Solar Housing in Coburg
Only a fraction of the 1,200 housing units originally planned for this scheme have been realized to date. The calculated energy needs for the dwellings in the present four-storey strip are 40 per cent below the admissible values laid down by modern thermal insulation regulations. The concept was influenced by the “cabin” layouts Otto Haesler developed in the 1930s as a means of creating housing to reasonable production costs in economically difficult times. Each of the dwellings in Coburg extends over the full width of the narrow strip and has two aspects. All rooms, including the kitchen and bathroom, are naturally lighted and ventilated.

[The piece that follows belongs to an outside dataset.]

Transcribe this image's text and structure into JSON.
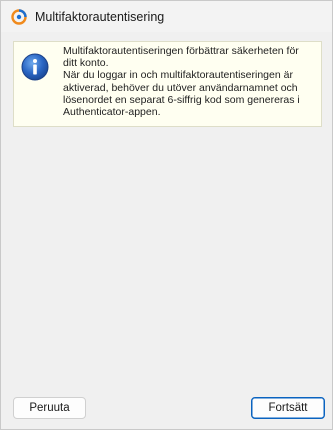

The dwellings also possess sheltered loggias 2 x 2 m in size. A special feature of the layout is the “sun space” on the south-west face of each unit. It can be used as a play or working area and also serves asan extension of the living room. The sun space is extensively glazed, and the balustrade wall is fitted with translucent thermal insulation externally. The outward-opening windows, which can be turned for cleaning, allow this space to be transformed into a second loggia in summer. Light-deflecting glazing was used in the roof light. The solid, central, load-bearing wall functions as a thermal storage volume for solar energy. The communal staircases provide access to two dwellings per storey and allow space outside the front doors for prams and personal objects.